* [What to do]:
Lines holding the word "kind" in the following material must be counted; give only the resulting number.

* [Data for processing]:
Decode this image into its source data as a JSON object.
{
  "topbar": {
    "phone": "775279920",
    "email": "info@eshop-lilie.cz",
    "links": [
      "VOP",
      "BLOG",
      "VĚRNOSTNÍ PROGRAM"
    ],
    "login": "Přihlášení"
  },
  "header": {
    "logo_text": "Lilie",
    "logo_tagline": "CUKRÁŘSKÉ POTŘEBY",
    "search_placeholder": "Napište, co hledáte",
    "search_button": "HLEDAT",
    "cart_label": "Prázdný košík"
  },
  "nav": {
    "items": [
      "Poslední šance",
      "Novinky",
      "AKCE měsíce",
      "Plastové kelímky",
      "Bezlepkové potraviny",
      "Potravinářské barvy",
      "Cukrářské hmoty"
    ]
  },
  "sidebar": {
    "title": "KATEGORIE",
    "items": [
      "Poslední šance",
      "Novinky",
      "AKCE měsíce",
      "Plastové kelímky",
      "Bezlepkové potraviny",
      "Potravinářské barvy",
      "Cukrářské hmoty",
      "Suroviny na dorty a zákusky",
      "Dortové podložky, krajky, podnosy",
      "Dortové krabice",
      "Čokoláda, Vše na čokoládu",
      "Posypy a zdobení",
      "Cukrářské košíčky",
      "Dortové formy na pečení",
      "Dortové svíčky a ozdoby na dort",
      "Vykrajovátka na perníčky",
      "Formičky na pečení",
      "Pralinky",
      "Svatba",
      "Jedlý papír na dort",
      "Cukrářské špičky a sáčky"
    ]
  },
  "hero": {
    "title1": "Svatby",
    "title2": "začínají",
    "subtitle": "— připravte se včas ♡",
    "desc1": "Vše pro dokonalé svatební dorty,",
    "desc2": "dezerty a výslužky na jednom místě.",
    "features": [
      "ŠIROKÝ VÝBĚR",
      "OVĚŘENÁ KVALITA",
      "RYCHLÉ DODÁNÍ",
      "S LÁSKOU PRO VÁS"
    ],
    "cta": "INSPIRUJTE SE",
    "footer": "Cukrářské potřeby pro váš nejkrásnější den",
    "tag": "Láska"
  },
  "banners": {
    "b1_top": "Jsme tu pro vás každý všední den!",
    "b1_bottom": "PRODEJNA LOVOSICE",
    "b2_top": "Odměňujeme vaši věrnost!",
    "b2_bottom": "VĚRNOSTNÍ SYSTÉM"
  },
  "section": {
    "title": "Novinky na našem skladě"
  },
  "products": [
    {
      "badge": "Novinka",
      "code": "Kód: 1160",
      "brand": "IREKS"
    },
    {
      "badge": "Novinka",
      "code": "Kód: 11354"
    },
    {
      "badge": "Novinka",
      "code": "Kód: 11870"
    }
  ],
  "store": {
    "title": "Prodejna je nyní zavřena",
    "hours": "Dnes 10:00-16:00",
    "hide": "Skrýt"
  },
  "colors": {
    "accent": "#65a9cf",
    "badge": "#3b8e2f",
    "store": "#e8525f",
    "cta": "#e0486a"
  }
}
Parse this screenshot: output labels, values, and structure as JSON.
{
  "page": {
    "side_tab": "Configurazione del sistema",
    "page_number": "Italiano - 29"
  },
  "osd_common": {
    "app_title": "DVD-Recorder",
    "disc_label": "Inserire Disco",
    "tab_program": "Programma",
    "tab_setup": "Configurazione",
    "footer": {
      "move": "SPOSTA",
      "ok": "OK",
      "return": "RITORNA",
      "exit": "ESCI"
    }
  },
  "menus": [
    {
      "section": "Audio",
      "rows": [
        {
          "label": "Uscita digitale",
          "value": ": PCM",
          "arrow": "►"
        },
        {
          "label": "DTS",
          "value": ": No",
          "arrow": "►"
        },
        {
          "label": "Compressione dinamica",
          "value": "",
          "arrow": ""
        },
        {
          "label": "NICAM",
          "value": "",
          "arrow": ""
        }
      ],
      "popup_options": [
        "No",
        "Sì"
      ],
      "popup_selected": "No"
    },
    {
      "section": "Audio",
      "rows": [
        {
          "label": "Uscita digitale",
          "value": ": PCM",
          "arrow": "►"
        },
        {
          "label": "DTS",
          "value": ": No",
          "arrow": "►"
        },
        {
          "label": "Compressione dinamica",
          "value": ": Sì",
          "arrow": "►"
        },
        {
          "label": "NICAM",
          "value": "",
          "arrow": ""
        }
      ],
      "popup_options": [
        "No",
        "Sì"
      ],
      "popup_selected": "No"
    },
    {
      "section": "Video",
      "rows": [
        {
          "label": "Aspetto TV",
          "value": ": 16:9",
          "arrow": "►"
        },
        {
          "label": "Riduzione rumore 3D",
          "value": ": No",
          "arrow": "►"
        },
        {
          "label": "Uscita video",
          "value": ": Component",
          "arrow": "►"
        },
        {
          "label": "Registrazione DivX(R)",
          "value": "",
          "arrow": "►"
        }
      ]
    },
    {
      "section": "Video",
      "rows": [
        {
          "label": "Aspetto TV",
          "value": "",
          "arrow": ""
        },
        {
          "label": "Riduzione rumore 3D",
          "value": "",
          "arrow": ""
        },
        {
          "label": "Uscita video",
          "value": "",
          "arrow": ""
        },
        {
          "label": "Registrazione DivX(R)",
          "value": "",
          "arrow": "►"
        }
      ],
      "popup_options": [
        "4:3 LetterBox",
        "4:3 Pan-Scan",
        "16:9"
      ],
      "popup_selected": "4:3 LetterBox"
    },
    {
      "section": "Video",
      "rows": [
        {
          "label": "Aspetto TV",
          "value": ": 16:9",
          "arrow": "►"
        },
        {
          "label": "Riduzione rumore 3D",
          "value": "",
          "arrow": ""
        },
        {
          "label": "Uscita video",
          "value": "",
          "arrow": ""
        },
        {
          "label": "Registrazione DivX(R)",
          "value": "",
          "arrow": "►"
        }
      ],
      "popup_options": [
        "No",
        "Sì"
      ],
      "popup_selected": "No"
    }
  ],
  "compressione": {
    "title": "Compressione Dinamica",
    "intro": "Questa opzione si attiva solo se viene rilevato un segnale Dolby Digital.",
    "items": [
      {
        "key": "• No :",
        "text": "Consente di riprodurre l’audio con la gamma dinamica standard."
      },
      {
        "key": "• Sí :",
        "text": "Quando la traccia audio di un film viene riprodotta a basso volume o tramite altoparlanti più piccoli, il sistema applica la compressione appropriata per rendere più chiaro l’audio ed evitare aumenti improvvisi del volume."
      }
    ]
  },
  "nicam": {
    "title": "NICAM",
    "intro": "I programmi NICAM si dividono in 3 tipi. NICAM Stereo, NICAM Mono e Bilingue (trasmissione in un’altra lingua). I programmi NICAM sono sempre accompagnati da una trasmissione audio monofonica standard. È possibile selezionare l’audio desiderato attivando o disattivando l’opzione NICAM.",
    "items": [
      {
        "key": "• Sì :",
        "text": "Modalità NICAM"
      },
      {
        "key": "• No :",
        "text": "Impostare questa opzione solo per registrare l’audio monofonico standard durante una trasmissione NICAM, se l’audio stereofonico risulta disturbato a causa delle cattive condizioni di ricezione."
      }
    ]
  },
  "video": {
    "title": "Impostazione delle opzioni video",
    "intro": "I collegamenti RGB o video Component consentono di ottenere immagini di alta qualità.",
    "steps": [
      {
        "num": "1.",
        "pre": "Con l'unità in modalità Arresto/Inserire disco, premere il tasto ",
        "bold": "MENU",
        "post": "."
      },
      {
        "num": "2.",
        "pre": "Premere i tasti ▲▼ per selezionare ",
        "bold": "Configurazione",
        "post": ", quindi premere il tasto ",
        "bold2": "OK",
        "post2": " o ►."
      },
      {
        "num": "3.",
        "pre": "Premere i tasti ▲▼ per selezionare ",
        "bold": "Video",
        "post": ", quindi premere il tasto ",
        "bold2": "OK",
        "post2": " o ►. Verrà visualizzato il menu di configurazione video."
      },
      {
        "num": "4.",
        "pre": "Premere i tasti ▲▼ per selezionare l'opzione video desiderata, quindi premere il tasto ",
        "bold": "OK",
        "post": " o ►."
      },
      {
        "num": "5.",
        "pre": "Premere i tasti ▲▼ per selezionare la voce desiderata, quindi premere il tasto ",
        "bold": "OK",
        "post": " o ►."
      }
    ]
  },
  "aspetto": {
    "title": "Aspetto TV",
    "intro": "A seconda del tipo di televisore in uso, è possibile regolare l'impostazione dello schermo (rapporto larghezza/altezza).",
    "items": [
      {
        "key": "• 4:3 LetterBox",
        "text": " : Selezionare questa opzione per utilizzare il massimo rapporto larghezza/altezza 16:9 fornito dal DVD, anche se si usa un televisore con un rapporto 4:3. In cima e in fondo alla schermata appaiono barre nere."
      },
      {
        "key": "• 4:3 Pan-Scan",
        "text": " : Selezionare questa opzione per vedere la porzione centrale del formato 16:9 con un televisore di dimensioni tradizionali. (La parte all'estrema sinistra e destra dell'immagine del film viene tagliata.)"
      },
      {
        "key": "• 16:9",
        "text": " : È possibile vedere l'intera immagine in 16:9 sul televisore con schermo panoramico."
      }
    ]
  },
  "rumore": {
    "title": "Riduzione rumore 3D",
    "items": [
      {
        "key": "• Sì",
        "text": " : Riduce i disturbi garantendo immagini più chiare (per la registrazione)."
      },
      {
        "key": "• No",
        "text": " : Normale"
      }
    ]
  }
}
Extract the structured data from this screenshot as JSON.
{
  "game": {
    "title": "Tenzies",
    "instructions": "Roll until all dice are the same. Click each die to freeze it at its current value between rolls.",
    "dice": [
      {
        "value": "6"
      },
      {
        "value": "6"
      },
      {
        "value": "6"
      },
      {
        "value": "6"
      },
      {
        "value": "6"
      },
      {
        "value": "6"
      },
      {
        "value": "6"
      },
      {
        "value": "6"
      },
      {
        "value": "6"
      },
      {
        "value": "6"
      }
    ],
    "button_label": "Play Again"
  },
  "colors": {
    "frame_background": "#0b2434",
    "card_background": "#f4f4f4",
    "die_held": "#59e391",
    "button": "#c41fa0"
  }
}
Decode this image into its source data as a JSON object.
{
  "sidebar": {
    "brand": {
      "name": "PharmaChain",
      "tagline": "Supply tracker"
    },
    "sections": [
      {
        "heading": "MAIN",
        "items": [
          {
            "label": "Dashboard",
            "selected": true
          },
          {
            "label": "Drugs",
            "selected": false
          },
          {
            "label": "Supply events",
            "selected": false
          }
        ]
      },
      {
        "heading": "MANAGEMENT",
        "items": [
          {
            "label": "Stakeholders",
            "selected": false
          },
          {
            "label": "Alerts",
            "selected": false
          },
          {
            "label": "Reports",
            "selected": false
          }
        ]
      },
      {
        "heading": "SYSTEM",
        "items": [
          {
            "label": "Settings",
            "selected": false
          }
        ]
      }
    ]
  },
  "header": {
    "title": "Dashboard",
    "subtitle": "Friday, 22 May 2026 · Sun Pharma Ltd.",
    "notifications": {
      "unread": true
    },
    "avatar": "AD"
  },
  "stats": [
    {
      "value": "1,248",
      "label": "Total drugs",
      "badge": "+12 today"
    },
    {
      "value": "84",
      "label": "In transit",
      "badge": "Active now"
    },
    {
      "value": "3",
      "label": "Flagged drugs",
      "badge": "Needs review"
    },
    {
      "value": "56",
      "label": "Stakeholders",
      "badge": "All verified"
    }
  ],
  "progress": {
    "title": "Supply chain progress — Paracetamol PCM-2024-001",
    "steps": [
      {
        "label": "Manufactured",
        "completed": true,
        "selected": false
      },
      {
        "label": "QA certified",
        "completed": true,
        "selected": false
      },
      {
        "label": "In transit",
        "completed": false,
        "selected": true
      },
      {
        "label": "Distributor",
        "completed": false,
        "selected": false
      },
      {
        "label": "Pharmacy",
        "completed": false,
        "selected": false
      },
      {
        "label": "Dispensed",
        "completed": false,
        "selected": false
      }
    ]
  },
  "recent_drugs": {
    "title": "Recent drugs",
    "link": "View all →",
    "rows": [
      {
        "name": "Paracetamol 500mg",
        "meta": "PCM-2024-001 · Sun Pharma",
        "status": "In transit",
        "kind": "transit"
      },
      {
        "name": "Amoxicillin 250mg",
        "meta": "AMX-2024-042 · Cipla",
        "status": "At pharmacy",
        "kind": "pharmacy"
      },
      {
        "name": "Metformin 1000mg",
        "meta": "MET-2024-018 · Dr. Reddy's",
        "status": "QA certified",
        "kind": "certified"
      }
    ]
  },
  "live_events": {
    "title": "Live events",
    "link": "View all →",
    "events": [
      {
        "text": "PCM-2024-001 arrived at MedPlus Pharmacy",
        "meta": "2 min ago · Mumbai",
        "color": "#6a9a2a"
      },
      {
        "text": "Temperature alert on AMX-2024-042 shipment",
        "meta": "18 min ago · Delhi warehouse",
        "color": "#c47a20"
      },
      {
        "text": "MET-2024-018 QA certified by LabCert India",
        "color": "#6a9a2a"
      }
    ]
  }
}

* [Answer to the exercise]:
3